Characterization of osteoclast progenitors and their hormonal regulation in murine bone marrow

Date of Completion

January 2006


Health Sciences, Immunology

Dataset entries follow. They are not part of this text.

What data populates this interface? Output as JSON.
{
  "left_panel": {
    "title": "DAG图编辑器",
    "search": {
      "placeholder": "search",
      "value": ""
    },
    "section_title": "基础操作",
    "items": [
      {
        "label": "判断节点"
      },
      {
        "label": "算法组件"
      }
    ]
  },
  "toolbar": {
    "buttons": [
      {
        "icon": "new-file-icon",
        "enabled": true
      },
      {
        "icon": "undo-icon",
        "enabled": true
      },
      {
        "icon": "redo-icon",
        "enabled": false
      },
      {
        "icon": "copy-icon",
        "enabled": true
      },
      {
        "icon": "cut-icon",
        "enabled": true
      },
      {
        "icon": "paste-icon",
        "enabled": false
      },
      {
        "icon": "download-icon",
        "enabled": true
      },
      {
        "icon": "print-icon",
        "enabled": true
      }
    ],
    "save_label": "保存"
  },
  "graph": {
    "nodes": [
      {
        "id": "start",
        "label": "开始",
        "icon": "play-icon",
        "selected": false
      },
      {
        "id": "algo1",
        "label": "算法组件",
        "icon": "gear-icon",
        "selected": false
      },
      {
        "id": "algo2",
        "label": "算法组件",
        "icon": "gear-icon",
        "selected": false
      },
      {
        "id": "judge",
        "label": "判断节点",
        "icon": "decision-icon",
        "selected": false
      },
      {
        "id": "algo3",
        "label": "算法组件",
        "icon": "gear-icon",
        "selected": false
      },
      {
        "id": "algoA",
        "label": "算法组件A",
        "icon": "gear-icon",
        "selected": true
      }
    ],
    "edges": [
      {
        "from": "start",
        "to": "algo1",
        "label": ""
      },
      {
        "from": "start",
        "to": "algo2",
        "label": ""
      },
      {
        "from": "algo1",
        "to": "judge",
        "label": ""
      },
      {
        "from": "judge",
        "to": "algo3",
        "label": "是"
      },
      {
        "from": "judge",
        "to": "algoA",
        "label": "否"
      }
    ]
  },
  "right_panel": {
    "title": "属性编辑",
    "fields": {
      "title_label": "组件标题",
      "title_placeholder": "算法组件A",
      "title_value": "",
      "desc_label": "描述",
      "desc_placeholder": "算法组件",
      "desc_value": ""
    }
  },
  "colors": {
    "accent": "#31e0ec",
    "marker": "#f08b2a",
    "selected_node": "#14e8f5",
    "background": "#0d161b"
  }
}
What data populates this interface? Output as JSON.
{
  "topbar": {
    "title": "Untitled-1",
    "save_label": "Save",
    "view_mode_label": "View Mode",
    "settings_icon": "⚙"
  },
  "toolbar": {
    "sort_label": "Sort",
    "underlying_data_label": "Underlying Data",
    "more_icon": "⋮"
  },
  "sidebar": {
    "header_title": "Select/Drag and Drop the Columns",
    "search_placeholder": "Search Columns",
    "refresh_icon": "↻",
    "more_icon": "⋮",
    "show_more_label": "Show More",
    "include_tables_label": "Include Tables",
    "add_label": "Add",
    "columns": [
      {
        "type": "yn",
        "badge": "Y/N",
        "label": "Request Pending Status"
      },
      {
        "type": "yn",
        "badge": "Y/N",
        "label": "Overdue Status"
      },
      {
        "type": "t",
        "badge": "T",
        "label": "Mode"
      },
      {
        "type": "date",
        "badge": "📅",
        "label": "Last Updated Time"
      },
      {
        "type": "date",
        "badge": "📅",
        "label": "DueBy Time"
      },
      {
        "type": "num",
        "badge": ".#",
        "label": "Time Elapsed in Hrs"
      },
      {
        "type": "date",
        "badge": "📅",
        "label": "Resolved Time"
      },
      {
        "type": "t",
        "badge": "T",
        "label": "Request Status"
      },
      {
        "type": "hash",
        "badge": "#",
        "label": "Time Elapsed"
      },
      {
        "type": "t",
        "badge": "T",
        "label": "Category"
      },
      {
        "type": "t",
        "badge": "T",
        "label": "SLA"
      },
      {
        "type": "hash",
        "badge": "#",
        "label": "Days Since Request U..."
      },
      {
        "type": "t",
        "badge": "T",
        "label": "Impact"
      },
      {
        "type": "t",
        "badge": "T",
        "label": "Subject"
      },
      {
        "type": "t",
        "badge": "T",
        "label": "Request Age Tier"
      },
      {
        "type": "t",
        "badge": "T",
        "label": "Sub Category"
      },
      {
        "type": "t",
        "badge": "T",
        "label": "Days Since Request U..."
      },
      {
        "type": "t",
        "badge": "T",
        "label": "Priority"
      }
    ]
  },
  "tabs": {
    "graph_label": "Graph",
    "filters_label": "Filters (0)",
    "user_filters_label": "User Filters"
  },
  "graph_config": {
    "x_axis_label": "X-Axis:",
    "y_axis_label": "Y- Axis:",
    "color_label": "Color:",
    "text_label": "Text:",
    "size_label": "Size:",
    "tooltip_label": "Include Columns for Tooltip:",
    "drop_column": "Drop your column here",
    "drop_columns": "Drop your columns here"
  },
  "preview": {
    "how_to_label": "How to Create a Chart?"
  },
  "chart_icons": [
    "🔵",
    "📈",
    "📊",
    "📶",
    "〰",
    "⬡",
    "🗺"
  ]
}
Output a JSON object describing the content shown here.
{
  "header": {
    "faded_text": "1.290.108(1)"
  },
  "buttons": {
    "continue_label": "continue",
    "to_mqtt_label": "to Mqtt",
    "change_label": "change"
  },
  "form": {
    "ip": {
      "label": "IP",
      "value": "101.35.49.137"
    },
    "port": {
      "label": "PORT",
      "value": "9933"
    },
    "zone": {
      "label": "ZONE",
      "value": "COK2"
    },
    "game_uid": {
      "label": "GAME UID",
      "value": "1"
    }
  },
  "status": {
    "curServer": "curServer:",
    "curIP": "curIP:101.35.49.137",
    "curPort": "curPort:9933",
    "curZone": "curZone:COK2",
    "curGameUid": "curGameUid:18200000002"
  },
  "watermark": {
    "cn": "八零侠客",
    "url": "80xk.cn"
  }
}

Osteoclasts have the unique function of resorbing bone. Unlike the other cells that make up bone tissue, osteoclasts are of hematopoietic origin. Several studies have attempted to identify progenitor populations (OcPs) that are capable of generating osteoclasts. However, the available information has not led to a consensus regarding their identity and phenotype in the bone marrow (BM). Various cytokines and hormones influence osteoclast development and maturation in vivo and our inability to identify committed populations of OcPs has hindered the study of the dynamics of osteoclastogenesis in vivo. ^ In this body of work, we first dissected the osteoclast lineage pathway by defining its cellular component in murine BM. We characterized several fractions containing osteoclastogenic activity in vitro (chapter 3) and found that contrary to some previous reports, the osteoclastogenic activity of BM was concentrated in the CD45R-CD3-CD11b lowCD117+CD115high fraction and not the CD11bhigh fraction. We also observed that OcPs transiently upregulated CD11b expression and downregulated CD117 upon M-CSF stimulation. ^ Using this information, we evaluated the dynamics of osteoclastogenesis in relation to other hernatopoietic cells in vivo using two model systems where enhanced osteoclastogenicity was thought to be due to an increase in the numbers of OcPs. We used a model of osteoporosis induced by estrogen removal (chapter 4) and a model of intermittent PTH treatment (chapter 5). Interestingly, there was no increase in the total numbers of OcPs populations in either of these two models. On the contrary, we observed a decrease in the in vitro osteoclastogenicity of treated BM compared to that of control, and this correlated with a decrease in the absolute numbers of one or more OcPs populations. We propose that the decrease in OcPs observed in vivo might be due to the migration of late OcPs from the BM and/or an exhaustion of OcPs in the BM. ^ In summary, we have identified populations of OcPs and have provided new insights into the mechanism of action of estrogens and PTH. These studies will hopefully contribute to a better understanding of estrogen deficiency-induced osteoporosis and its treatment by PTH.^